Component data from apps and pages:
---
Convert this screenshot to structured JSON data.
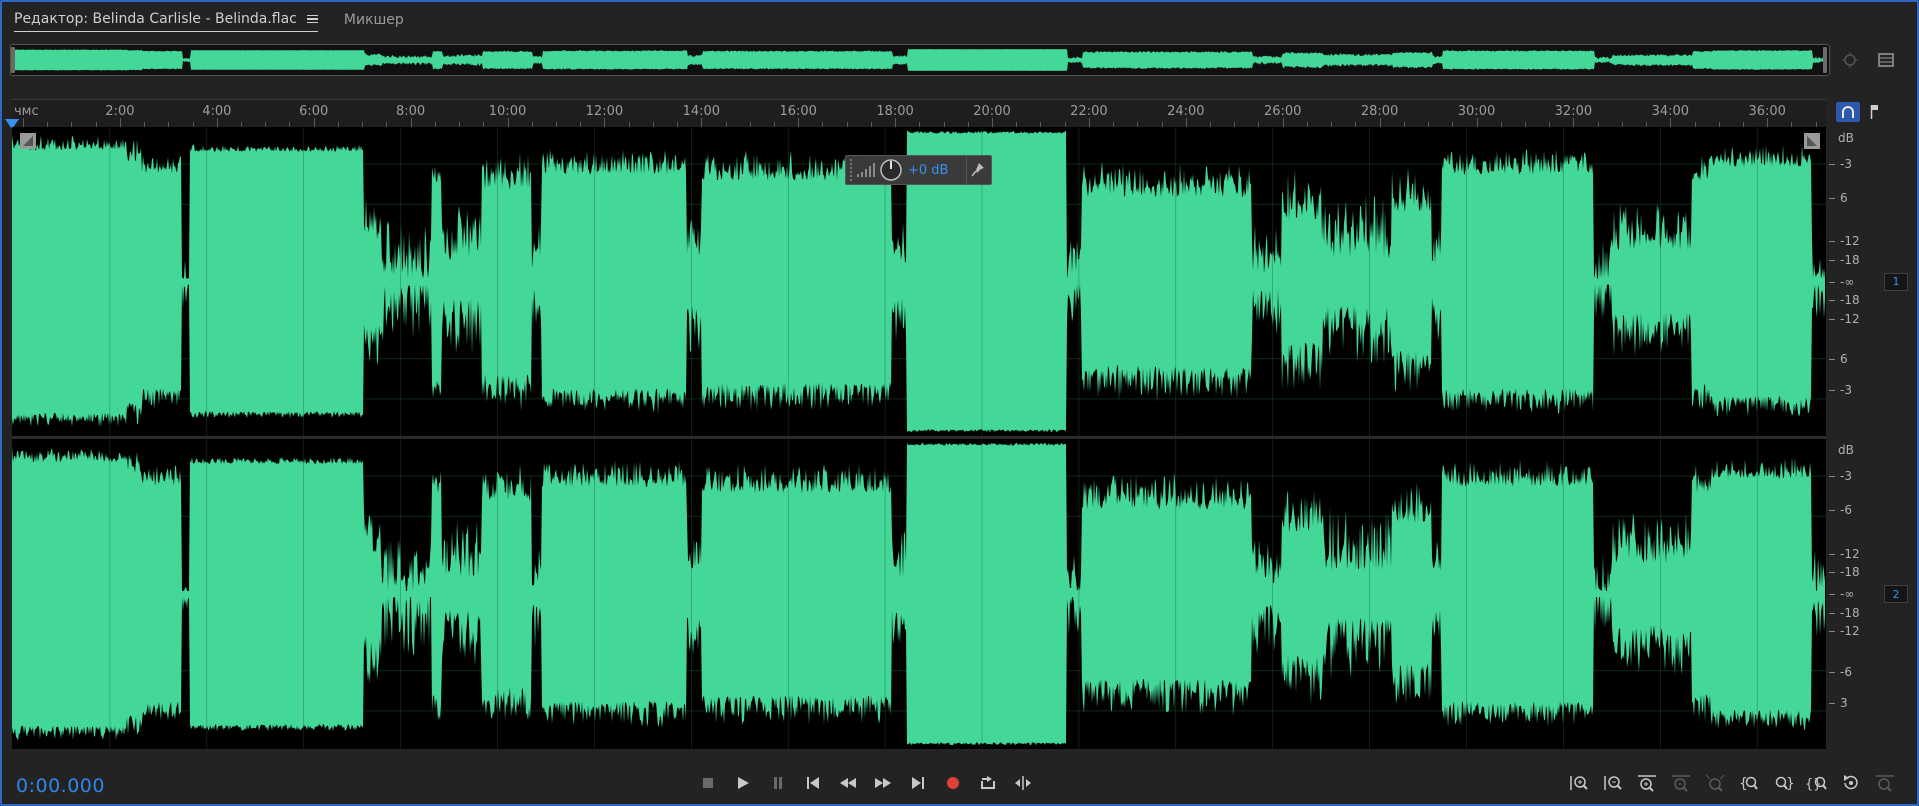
{
  "tabs": {
    "editor": "Редактор: Belinda Carlisle - Belinda.flac",
    "mixer": "Микшер"
  },
  "ruler": {
    "unit": "чмс",
    "labels": [
      "2:00",
      "4:00",
      "6:00",
      "8:00",
      "10:00",
      "12:00",
      "14:00",
      "16:00",
      "18:00",
      "20:00",
      "22:00",
      "24:00",
      "26:00",
      "28:00",
      "30:00",
      "32:00",
      "34:00",
      "36:00"
    ]
  },
  "hud": {
    "value": "+0 dB"
  },
  "db_scale": {
    "channel1": {
      "header": "dB",
      "labels": [
        "-3",
        "6",
        "-12",
        "-18",
        "-∞",
        "-18",
        "-12",
        "6",
        "-3"
      ],
      "badge": "1"
    },
    "channel2": {
      "header": "dB",
      "labels": [
        "-3",
        "-6",
        "-12",
        "-18",
        "-∞",
        "-18",
        "-12",
        "-6",
        "3"
      ],
      "badge": "2"
    }
  },
  "time": "0:00.000",
  "colors": {
    "waveform": "#43d898",
    "accent": "#2e86e6",
    "record": "#e0403a",
    "background": "#232323"
  },
  "icons": {
    "transport": [
      "stop-icon",
      "play-icon",
      "pause-icon",
      "go-to-start-icon",
      "rewind-icon",
      "fast-forward-icon",
      "go-to-end-icon",
      "record-icon",
      "loop-icon",
      "skip-selection-icon"
    ],
    "zoom": [
      "zoom-in-amplitude-icon",
      "zoom-out-amplitude-icon",
      "zoom-in-time-icon",
      "zoom-out-full-icon",
      "zoom-to-selection-icon",
      "zoom-in-left-icon",
      "zoom-in-right-icon",
      "zoom-selection-icon",
      "zoom-reset-icon",
      "zoom-out-time-icon"
    ]
  }
}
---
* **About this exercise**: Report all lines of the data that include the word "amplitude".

* **Your solution**:
      "zoom-in-amplitude-icon",
      "zoom-out-amplitude-icon",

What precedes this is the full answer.